- Pair sensory perception analysis with laboratory analysis. The aforementioned Experimental Brewing episode did this really well, in terms of evaluating differences in IBU yields across different recipes and setups, as did a Brülosophy exbeeriment related to loose vs. bagged hops in the kettle. This approach really helps to nail down the interpretation of results (especially for those related to bitterness), although I also admit it is potentially expensive.
- Engagement with the brewing literature. There is an ocean of literature from the commercial brewing world, much of it published in formal scientific journals, yet this is rarely if ever incorporated into the homebrew world in any meaningful way. There are reasons for this, of course…for instance, much of this literature pertains to giant commercial brewing setups and cannot be transferred confidently to the homebrew scale. Also, much of the literature is technical and paywalled, so might as well not exist for most hobbyists.
- Peer review and formal publication. Is it time for a Journal of Homebrewing Science? If there is a single thing that would improve homebrew experiments, it would be formal, independent peer review and a mechanism for publication of these reviewed results. Comments on blog posts do provide one form of review, but this is not always reflected by modifications in the experiments or changes in interpretation of the experiments. If I were to be really ornery, and I suppose I am because I am writing this post, I would suggest a multi-step peer review process handled by an independent review or editorial board for brewing experiments.
- Design the experiment, and open it up for input.
- Modify the experimental design as required.
- Run the experiment.
- Write up the results, and open the write-up for review.
- Following the review, revise the write-up accordingly.
Overall, I love the experimental approach to homebrewing. I think it illuminates some really interesting facets of our hobby, and helps brewers to be more and more thoughtful in their technique. We’re now at the stage where we can push things to the next level–so let’s do it!
Nice idea Andy. I am lupulus in the aha forum. I have a PhD in science an be happy to help.
Thanks for commenting, and stopping by the blog! We’ll see what happens with any of the ideas…hopefully can chat with folks at NHC, too.
My background is in geology (B.Sc.) and anatomy/paleontology (Ph.D.) — how about you?
Physiology. Mostly cardiovascular physiology during exercise.

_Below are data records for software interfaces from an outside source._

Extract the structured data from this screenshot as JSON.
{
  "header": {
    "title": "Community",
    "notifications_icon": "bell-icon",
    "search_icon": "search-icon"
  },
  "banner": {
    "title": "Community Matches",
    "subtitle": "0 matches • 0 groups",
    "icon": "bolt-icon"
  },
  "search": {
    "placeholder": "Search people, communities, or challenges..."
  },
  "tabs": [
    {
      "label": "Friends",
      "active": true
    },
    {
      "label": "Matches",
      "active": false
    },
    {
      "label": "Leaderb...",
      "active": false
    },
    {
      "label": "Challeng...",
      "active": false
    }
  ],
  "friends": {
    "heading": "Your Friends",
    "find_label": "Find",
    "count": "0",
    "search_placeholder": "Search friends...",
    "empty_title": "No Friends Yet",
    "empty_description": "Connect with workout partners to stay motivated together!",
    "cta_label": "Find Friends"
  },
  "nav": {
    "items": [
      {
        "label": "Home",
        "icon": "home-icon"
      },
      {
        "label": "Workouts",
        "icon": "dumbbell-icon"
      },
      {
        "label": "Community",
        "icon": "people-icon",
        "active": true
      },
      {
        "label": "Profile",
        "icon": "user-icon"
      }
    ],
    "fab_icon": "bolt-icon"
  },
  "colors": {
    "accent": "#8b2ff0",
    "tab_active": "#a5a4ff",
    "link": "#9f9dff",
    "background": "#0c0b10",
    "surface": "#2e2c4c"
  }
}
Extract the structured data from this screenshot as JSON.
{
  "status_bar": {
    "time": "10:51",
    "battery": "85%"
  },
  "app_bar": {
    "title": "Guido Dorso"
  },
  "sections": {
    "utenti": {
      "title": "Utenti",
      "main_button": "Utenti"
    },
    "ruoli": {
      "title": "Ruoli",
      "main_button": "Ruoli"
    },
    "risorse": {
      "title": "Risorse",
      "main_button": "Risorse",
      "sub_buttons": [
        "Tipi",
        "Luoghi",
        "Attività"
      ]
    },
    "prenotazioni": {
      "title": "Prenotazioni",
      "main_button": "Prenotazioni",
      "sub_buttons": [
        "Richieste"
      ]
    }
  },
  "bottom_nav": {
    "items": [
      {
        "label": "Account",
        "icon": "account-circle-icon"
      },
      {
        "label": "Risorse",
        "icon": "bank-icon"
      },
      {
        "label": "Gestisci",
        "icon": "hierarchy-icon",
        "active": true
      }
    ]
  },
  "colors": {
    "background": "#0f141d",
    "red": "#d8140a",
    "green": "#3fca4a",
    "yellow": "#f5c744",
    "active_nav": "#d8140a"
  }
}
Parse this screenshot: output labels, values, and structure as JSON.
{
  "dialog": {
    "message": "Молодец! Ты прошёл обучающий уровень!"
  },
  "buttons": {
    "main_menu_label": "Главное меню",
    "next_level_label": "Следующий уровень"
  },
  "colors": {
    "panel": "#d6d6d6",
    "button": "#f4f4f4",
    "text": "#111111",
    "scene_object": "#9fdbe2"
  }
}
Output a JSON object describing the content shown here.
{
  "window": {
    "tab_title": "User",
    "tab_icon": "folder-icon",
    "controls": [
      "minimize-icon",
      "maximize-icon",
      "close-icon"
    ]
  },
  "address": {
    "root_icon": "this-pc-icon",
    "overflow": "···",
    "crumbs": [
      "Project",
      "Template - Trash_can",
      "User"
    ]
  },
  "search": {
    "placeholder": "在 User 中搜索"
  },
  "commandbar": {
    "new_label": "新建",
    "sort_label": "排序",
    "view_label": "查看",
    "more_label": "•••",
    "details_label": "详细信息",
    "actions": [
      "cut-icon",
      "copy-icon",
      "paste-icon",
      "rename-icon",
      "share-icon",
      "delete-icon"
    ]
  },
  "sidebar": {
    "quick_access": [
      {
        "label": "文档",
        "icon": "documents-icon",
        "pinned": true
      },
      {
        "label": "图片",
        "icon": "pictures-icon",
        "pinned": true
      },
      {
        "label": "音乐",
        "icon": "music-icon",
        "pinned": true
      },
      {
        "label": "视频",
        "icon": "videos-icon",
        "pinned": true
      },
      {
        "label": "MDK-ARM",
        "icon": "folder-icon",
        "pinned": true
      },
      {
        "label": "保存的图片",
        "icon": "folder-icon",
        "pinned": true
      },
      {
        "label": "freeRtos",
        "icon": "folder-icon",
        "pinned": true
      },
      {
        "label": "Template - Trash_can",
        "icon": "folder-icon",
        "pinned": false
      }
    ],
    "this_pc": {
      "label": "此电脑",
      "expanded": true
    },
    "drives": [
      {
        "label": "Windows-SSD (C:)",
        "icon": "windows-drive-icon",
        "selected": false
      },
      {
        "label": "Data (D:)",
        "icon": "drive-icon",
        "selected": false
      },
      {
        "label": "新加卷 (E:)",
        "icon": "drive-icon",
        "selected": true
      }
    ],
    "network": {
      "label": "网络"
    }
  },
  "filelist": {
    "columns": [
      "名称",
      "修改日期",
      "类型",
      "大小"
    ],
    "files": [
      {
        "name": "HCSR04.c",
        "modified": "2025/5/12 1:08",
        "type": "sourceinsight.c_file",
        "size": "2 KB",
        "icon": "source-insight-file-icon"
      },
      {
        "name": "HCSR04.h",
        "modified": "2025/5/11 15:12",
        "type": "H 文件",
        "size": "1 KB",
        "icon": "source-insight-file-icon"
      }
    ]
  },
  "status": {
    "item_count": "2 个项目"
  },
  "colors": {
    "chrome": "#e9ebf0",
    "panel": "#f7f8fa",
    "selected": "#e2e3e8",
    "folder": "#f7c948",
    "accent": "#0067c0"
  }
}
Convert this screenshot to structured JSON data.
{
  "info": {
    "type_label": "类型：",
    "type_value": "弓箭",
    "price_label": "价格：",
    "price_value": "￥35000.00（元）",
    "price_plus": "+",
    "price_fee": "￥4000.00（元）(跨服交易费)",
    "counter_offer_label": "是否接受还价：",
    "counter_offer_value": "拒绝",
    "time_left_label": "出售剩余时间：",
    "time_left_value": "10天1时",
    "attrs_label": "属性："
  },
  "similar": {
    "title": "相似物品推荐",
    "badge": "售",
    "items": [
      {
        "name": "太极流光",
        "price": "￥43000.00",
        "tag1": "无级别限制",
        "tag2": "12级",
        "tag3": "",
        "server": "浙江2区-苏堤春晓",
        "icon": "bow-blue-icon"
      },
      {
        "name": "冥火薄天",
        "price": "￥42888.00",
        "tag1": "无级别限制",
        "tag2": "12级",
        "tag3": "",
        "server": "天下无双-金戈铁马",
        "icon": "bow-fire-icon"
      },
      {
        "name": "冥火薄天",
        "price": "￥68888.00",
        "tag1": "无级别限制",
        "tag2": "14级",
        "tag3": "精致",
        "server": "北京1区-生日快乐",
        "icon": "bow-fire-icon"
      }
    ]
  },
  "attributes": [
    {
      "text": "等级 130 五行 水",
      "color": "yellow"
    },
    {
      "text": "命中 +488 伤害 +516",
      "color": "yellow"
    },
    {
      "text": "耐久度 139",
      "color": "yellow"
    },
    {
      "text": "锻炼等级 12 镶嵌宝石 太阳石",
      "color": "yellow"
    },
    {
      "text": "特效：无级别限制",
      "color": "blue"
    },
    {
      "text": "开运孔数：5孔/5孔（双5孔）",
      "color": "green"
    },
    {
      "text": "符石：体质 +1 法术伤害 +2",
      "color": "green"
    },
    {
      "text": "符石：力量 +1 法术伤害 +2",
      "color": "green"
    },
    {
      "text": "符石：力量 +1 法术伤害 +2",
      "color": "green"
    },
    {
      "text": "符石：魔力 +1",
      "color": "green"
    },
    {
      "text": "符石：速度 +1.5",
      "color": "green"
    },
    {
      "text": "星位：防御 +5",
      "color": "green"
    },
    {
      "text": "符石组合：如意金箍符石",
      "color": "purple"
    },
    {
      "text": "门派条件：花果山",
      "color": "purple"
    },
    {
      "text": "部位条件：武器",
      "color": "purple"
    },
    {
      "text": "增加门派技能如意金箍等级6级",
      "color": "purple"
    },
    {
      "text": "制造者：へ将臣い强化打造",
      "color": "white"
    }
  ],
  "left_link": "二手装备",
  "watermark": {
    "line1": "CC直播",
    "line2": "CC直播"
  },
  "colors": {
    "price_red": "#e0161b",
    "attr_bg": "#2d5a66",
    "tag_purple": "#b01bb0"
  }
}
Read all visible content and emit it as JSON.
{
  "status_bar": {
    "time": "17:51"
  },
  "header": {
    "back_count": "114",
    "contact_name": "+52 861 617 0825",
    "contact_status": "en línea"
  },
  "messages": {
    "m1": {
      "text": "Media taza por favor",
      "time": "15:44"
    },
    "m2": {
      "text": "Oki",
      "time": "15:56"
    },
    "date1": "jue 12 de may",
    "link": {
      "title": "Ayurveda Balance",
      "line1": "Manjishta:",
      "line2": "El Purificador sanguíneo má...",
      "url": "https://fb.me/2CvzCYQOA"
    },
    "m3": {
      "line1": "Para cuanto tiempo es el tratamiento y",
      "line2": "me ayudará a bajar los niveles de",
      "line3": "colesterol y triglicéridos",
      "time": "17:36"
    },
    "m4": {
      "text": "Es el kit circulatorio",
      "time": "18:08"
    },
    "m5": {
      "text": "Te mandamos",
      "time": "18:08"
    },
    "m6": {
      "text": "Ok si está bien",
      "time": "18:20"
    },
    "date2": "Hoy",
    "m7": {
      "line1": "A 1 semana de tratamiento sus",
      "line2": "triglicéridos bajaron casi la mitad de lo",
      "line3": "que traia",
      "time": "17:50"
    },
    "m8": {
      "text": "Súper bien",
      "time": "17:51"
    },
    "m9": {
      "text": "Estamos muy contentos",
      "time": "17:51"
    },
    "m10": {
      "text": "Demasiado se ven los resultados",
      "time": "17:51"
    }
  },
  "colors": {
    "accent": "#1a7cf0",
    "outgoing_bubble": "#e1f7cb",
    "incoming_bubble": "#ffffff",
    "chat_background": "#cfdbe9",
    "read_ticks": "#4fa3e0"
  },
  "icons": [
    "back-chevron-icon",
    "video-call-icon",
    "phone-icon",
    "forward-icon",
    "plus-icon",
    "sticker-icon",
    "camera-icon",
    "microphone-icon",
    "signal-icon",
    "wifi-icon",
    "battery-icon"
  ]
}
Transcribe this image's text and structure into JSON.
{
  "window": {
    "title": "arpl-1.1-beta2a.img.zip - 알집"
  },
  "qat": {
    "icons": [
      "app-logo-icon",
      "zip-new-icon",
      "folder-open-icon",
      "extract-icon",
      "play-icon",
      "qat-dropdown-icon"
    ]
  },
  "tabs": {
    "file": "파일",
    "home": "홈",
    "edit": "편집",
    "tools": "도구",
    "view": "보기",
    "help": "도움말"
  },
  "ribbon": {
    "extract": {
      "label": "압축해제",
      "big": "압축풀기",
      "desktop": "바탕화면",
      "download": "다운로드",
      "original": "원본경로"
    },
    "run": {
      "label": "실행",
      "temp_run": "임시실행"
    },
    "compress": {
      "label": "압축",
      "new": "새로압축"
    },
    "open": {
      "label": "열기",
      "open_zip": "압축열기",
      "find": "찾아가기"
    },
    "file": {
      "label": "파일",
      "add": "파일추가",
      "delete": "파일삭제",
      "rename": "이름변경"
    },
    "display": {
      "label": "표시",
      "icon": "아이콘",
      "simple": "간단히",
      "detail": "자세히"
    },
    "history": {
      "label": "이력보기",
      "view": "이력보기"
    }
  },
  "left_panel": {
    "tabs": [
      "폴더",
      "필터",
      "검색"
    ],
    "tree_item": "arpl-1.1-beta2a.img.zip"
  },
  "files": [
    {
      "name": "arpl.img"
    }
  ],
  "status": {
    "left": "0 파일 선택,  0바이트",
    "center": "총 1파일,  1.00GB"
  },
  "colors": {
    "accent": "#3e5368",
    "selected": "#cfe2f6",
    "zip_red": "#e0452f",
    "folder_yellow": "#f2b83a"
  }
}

This could make for some good reading for those interested and competent in that technical genre. I’d be glad to help with a ‘Beer Digest’ for those interested in the findings, but not so much the big words.